My One and Only
What parents need to know
Parents Need to Know
Parents need to know that although this 1950s-set comedy starring Renee Zellweger is fairly light and frothy in tone, it takes on mature themes like adultery, single parenthood, and divorce's effects on children. In addition to plenty of irresponsible parenting, expect some swearing (including "f--k") and sexuality (including a scene in which a teen girl bares her breasts to a boy, though they're not shown). Still, in the end, the story proves uplifting, even moving, despite some strong life lessons.
What's the story?
Fed up with her philandering husband -- big-band leader Dan Devereaux (Kevin Bacon) -- Ann (Renée Zellweger) takes her two sons in search of a new husband/father. Bookish, serious George (Logan Lerman) and needlepoint-loving wannabe-actor Robbie (Mark Rendall) go along for the ride as their travels take them from New York to Los Angeles, with many stops en route.
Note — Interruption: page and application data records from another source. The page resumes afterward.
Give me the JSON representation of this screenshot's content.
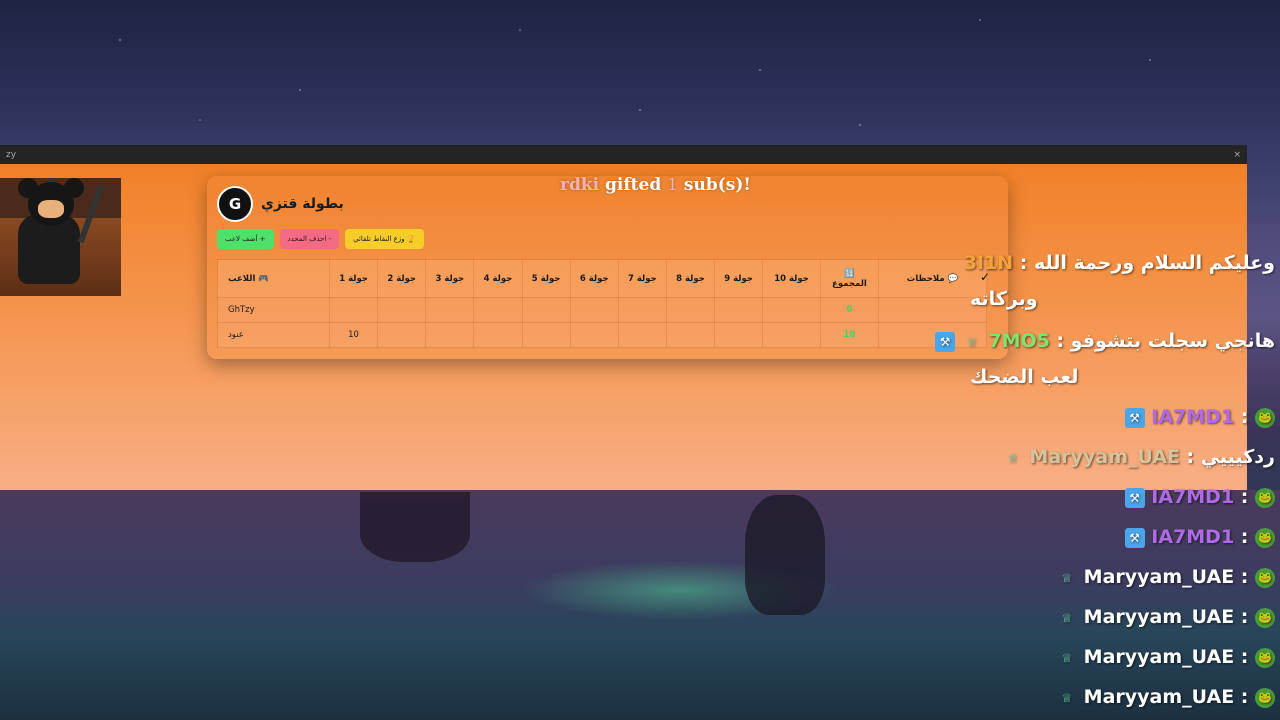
{
  "window": {
    "title_left": "zy",
    "close": "×"
  },
  "alert": {
    "user": "rdki",
    "verb": "gifted",
    "count": "1",
    "suffix": "sub(s)!"
  },
  "panel": {
    "logo_text": "G",
    "title": "بطولة قتزي",
    "buttons": {
      "add_player": "أضف لاعب +",
      "delete_selected": "احذف المحدد -",
      "distribute_points": "وزع النقاط تلقائي 🏆"
    },
    "table": {
      "headers": {
        "player": "اللاعب 🎮",
        "rounds": [
          "جولة 1",
          "جولة 2",
          "جولة 3",
          "جولة 4",
          "جولة 5",
          "جولة 6",
          "جولة 7",
          "جولة 8",
          "جولة 9",
          "جولة 10"
        ],
        "total": "المجموع",
        "total_icon": "🔢",
        "notes": "ملاحظات 💬"
      },
      "rows": [
        {
          "player": "GhTzy",
          "rounds": [
            "",
            "",
            "",
            "",
            "",
            "",
            "",
            "",
            "",
            ""
          ],
          "total": "0",
          "notes": ""
        },
        {
          "player": "عنود",
          "rounds": [
            "10",
            "",
            "",
            "",
            "",
            "",
            "",
            "",
            "",
            ""
          ],
          "total": "10",
          "notes": ""
        }
      ]
    }
  },
  "checkmark": "✓",
  "chat": {
    "messages": [
      {
        "user": "3I1N",
        "user_color": "#f4a23a",
        "text": "وعليكم السلام ورحمة الله",
        "cont": "وبركاته",
        "badges": []
      },
      {
        "user": "7MO5",
        "user_color": "#7ee36a",
        "text": "هانجي سجلت بتشوفو",
        "cont": "لعب الضحك",
        "badges": [
          "hammer",
          "sub"
        ]
      },
      {
        "user": "IA7MD1",
        "user_color": "#b06ae6",
        "text": "🐸",
        "cont": "",
        "badges": [
          "hammer"
        ]
      },
      {
        "user": "Maryyam_UAE",
        "user_color": "#d8c49a",
        "text": "ردكيييي",
        "cont": "",
        "badges": [
          "sub"
        ]
      },
      {
        "user": "IA7MD1",
        "user_color": "#b06ae6",
        "text": "🐸",
        "cont": "",
        "badges": [
          "hammer"
        ]
      },
      {
        "user": "IA7MD1",
        "user_color": "#b06ae6",
        "text": "🐸",
        "cont": "",
        "badges": [
          "hammer"
        ]
      },
      {
        "user": "Maryyam_UAE",
        "user_color": "#ffffff",
        "text": "🐸",
        "cont": "",
        "badges": [
          "sub"
        ]
      },
      {
        "user": "Maryyam_UAE",
        "user_color": "#ffffff",
        "text": "🐸",
        "cont": "",
        "badges": [
          "sub"
        ]
      },
      {
        "user": "Maryyam_UAE",
        "user_color": "#ffffff",
        "text": "🐸",
        "cont": "",
        "badges": [
          "sub"
        ]
      },
      {
        "user": "Maryyam_UAE",
        "user_color": "#ffffff",
        "text": "🐸",
        "cont": "",
        "badges": [
          "sub"
        ]
      }
    ]
  }
}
As one man after another proves to be a disappointment, Ann learns to hone other skills besides her beauty and charm -- but it’s not a lesson that comes easily.
Is it any good?
The real life George Hamilton is known for many things: his campy characters, his numerous cameos, and, of course, his perma-tan. What’s not as well known are the details of his colorful childhood, which are chronicled (and somewhat fictionalized) here. As the young George, Lerman is a find. Subtle when necessary, emotional when called for, he’s a protagonist to root for. So is Zellweger, who plays Ann with aplomb. The actress manages to be sympathetic while playing someone who, despite loving her children, is very selfish. She and the boys make a tight family unit, with Bacon the outsider they adore but can’t quite tame.
Director Richard Loncraine keeps the pace breezy -- appropriate for a film set in the 1950s. The dialogue is equally snappy. But sometimes the gaiety feels forced and the banter theatrical. Though Ann and the boys’ lives sometimes feel perilous, even depressing, disbelief is very much suspended. (You know they barely have any money, but somehow they manage to stay clothed, fed, and housed.) Still, the film works as an escape into a world where tragedies can feel like jaunty misadventures.
Families can talk about...
Families can talk about Ann and Dan's parenting skills (or lack thereof). Were they disconnected because that was the way parents were in that era? How do they compare to their modern-day counterparts?
How do the kids respond to the chaos around them? Do their reactions seem realistic to you? How does parental conflict affect children?
Why do you think Ann changes over time? Is the
metamorphosis incremental or overnight? What triggers it? Is it believable?